More and more people are turning to virtual presentations as a way to save on travel and reach a wide audience. I’m particularly happy with Sametime Unyte, the system we use at work. Here are a few quick tips on making the most of it:

  • Save time and avoid errors by giving attendees a URL that automatically fills in your conference ID. Example: If your conference ID is 0000000, give them the URL https://www.webdialogs.com/join/?schedid=0000000 .
  • Instead of sharing your desktop in order to give a presentation, click on Publish, Manage Files, and then upload your presentation. This displays faster than desktop sharing does.
  • Enable chat by right-clicking on All Participants, choosing Manage Rights, and checking both checkboxes.
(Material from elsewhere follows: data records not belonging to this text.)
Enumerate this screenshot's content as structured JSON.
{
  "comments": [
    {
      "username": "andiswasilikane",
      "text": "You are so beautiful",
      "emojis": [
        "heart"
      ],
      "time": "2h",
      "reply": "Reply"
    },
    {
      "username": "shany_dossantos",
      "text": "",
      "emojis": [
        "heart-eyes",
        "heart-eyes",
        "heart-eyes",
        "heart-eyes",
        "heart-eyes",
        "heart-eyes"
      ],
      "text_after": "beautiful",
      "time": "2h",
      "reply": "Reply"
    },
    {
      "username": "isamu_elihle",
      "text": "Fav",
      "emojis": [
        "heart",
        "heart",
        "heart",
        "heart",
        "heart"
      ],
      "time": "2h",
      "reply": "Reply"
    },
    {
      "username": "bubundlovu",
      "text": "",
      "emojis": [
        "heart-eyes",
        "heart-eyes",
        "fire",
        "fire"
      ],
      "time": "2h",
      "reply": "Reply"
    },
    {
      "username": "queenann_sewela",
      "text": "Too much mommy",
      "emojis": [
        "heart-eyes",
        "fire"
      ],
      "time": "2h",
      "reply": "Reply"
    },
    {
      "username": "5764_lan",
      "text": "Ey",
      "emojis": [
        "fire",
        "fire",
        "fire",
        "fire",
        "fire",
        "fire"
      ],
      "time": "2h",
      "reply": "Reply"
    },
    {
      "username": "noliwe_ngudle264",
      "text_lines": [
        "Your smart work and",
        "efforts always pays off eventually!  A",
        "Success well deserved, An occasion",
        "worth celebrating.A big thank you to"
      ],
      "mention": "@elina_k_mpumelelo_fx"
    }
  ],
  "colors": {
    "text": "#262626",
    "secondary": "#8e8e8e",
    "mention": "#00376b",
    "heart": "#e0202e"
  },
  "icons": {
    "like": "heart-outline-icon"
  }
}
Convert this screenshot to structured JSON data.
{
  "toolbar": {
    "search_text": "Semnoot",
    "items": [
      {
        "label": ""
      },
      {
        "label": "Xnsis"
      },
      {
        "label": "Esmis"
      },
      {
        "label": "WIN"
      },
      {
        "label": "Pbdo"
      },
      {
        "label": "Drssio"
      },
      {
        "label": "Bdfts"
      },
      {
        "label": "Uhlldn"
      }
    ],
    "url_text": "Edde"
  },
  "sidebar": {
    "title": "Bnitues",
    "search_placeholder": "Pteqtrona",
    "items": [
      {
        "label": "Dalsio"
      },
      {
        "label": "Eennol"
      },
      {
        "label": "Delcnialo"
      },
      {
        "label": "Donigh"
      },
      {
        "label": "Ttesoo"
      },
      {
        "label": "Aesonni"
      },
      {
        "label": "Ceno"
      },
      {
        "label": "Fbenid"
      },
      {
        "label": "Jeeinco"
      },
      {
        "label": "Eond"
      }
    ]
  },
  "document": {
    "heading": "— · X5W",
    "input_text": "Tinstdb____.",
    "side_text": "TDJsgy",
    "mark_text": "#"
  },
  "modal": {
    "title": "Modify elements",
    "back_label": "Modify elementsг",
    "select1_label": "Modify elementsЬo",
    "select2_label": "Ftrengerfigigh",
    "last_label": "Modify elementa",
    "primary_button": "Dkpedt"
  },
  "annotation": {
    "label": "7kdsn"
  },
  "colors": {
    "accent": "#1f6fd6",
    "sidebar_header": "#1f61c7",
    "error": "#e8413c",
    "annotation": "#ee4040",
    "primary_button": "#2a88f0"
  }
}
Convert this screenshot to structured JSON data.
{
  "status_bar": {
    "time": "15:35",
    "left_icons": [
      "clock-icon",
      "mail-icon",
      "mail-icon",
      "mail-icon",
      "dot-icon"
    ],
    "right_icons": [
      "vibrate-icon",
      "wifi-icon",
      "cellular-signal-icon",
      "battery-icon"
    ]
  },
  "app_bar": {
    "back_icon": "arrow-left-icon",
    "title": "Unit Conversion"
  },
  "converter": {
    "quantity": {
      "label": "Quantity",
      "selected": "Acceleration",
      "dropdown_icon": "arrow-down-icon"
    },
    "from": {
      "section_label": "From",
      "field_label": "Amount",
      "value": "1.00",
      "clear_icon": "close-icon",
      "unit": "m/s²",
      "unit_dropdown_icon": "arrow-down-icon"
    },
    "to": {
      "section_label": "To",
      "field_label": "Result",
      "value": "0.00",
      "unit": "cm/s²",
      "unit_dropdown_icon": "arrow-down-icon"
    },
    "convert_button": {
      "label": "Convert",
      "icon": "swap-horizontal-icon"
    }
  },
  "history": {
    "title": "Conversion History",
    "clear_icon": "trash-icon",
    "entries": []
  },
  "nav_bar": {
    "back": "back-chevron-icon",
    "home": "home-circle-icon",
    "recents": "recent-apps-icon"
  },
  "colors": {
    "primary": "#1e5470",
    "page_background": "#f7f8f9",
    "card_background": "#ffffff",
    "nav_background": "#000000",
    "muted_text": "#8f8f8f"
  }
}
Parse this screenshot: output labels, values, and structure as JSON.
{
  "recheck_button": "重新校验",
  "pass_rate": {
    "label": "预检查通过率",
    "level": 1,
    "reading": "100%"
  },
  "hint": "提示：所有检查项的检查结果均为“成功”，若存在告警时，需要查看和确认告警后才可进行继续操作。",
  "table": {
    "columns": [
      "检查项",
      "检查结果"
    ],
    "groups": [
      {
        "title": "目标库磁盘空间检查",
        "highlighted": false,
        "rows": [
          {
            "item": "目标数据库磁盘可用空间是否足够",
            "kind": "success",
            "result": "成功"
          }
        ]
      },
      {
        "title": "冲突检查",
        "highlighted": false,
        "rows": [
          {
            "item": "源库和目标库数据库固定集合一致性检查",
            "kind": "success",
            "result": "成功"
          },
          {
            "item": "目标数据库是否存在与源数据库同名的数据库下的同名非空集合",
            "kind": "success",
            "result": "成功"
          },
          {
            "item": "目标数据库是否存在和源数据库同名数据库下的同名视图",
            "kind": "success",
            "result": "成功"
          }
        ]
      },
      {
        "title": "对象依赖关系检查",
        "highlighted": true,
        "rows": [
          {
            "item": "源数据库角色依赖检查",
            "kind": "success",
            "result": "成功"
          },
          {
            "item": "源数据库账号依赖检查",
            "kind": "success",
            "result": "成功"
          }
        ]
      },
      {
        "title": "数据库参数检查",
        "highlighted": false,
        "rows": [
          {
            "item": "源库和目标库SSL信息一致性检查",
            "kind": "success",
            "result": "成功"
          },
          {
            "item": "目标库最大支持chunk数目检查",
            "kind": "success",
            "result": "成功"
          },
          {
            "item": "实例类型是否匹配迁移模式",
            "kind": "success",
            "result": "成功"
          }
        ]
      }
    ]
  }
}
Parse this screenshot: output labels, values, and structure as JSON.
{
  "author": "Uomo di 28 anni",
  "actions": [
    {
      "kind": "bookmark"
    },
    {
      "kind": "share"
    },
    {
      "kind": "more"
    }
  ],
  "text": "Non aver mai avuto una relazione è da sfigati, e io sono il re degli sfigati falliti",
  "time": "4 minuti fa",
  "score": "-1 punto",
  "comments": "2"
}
Say hi and encourage people to use the chat to ask questions and discuss ideas.
  • Webcams make remote presentations more engaging. Get one, plug it in, and click on Start Video. Works best on IE on Windows. I don’t remember if it works on Firefox on Windows, and I haven’t gotten it to work on Linux.
  • When doing both an in-person and a virtual presentation, ask someone else to monitor the chat room for questions and interesting ideas. That way, you’re not distracted by the effort of keeping up. If the presentation is entirely virtual, you may be able to monitor the chat yourself. If so, you can weave responses into your speech instead of interrupting your speech in order to type.
  • Record the meeting using the Record button, providing it with your teleconference information. You will get a video file that synchronizes the slides and audio.
  • If you have audience members who can’t dial into your teleconference, you can use Audiocast to broadcast the audio through the computer
  • Call people’s attention to the Raise Hand feature and use it for quick polls, if you don’t have the time to set up a more structured poll.

What are your tips for webinar tools?